Where our water goes – farm efficiency

March 22 is World Water Day, and I thought it would be fitting to explain how the water on our farm works…it took me a long time to understand just how amazing our system is, and I am excited to try to explain it to all of you.

First of all, let me start with a disclaimer: I don’t really know the proper terms for what I’m trying to explain, so although my wording may be off, just hang with me. I’m not an expert, by any stretch of the imagination. I’m simply a farmer, a farm wife, a mom, trying to share a really cool piece of information. If you have questions, I certainly can attempt to answer, or better yet, find someone who can answer them!

Digging out the pipe to fix a leak...it's not really that far down.

Digging out the pipe to fix a leak…it’s not really that far down.

That being said, let me tell you about the water that provides for our family, heats our home, heats our shop AND waters our cattle…all at the same time.

We are fortunate to have a third-flow artesian well. That means that our water comes from deep within the ground. It is very hard water, but it’s an amazing source. We have done all that we can to ensure that our resource is not wasted, so we use it for many, many things.

This is our home...all supplied with an amazing source of water.

This is our home…all supplied with an amazing source of water.

When the well brings up the water, the first thing that many people comment on is that the water is warm. It comes out of the ground at about 72* F. No, I’m not kidding. When my kids have water fights in the summer, it’s almost like having a water fight with bath water. The biggest problem? You will never get a cold glass of water out of the tap. Ever.

Our well water actually heats our home. If you understand the wonders of heating systems, we have a heat pump (if you’re really interested in learning more, you can read about it from Wikipedia here). Basically, the heat from the water is transferred and forced through our house in the heating system. It’s a wonderful source of heat, and we never have to worry about propane, fuel oil, etc. The only downfall is that occasionally the system can be overtaxed, and can’t keep up (imagine when it’s -30* outside and 40 mph winds). We do have an emergency electrical backup heating system, but rarely need to use it.

The water not only is used to quench our thirst and heat our home, but then it makes it way to our shop floor, running through the coils in the cement, heating the shop to a balmy 42* in the dead of winter. It may not seem like much, but it’s an amazing improvement from the cold temps outside. Boss Man did put in a small furnace, to help keep the place warm when the big doors need to be opened several times a day.

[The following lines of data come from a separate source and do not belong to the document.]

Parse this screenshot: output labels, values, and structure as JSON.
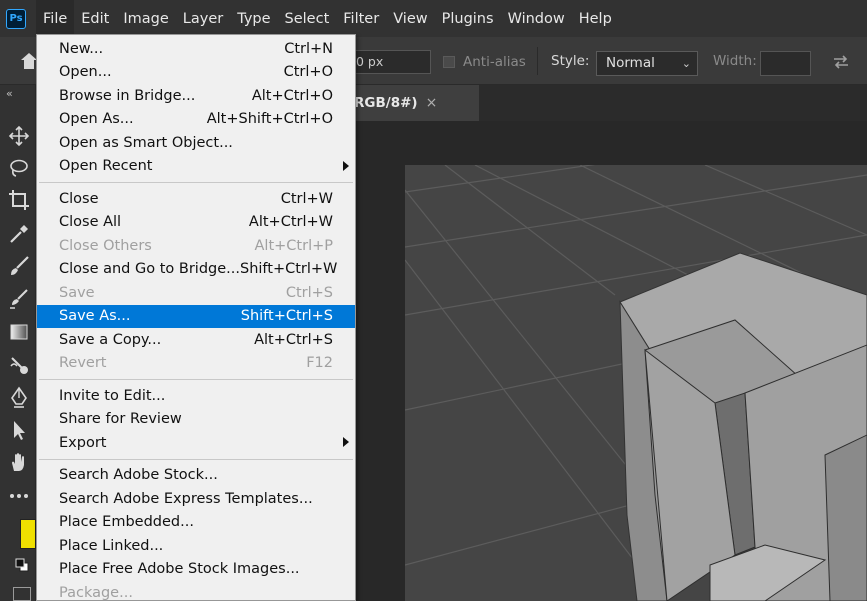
{
  "app": {
    "logo_text": "Ps"
  },
  "menubar": {
    "items": [
      "File",
      "Edit",
      "Image",
      "Layer",
      "Type",
      "Select",
      "Filter",
      "View",
      "Plugins",
      "Window",
      "Help"
    ]
  },
  "options": {
    "field_value": "0 px",
    "antialias_label": "Anti-alias",
    "style_label": "Style:",
    "style_value": "Normal",
    "width_label": "Width:"
  },
  "document": {
    "tab_title": "RGB/8#)",
    "close_glyph": "×"
  },
  "tools": {
    "collapse_glyph": "«"
  },
  "file_menu": {
    "groups": [
      [
        {
          "label": "New...",
          "shortcut": "Ctrl+N"
        },
        {
          "label": "Open...",
          "shortcut": "Ctrl+O"
        },
        {
          "label": "Browse in Bridge...",
          "shortcut": "Alt+Ctrl+O"
        },
        {
          "label": "Open As...",
          "shortcut": "Alt+Shift+Ctrl+O"
        },
        {
          "label": "Open as Smart Object...",
          "shortcut": ""
        },
        {
          "label": "Open Recent",
          "shortcut": "",
          "submenu": true
        }
      ],
      [
        {
          "label": "Close",
          "shortcut": "Ctrl+W"
        },
        {
          "label": "Close All",
          "shortcut": "Alt+Ctrl+W"
        },
        {
          "label": "Close Others",
          "shortcut": "Alt+Ctrl+P",
          "disabled": true
        },
        {
          "label": "Close and Go to Bridge...",
          "shortcut": "Shift+Ctrl+W"
        },
        {
          "label": "Save",
          "shortcut": "Ctrl+S",
          "disabled": true
        },
        {
          "label": "Save As...",
          "shortcut": "Shift+Ctrl+S",
          "highlighted": true
        },
        {
          "label": "Save a Copy...",
          "shortcut": "Alt+Ctrl+S"
        },
        {
          "label": "Revert",
          "shortcut": "F12",
          "disabled": true
        }
      ],
      [
        {
          "label": "Invite to Edit...",
          "shortcut": ""
        },
        {
          "label": "Share for Review",
          "shortcut": ""
        },
        {
          "label": "Export",
          "shortcut": "",
          "submenu": true
        }
      ],
      [
        {
          "label": "Search Adobe Stock...",
          "shortcut": ""
        },
        {
          "label": "Search Adobe Express Templates...",
          "shortcut": ""
        },
        {
          "label": "Place Embedded...",
          "shortcut": ""
        },
        {
          "label": "Place Linked...",
          "shortcut": ""
        },
        {
          "label": "Place Free Adobe Stock Images...",
          "shortcut": ""
        },
        {
          "label": "Package...",
          "shortcut": "",
          "disabled": true
        }
      ]
    ]
  },
  "colors": {
    "highlight": "#0078d7",
    "foreground_swatch": "#f0e000",
    "menubar_bg": "#323232"
  }
}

So where does it go once it’s heated the shop? Well, we’re not done quite yet. The water then is piped down to our barn area, where it fills our water tanks and keeps our cattle satisfied. And remember the temperature that the water comes out of the ground at? Guess whose water tanks rarely ever freeze up? The continual flow of water keeps things running smoothly…well, most of the time.

And at the end? The water goes to a series of tanks, and eventually returns back to the earth…in the same condition it began.

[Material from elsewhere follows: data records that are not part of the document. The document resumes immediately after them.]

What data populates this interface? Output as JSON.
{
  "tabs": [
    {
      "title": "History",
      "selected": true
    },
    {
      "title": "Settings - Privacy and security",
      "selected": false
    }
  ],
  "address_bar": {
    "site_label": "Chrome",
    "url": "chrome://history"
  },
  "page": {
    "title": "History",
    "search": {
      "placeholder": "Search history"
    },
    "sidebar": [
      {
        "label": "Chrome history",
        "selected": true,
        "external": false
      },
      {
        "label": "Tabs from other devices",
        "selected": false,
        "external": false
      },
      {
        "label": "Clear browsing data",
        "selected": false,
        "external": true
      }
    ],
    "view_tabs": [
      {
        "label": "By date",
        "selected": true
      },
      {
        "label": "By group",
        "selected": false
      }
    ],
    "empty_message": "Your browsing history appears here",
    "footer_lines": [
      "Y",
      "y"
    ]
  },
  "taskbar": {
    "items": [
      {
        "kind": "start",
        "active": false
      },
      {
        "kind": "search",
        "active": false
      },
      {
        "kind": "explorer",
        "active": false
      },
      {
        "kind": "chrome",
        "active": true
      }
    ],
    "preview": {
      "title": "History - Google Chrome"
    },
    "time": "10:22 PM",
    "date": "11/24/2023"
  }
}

An amazing cycle, indeed. And every day I am so very grateful for such an amazing gift!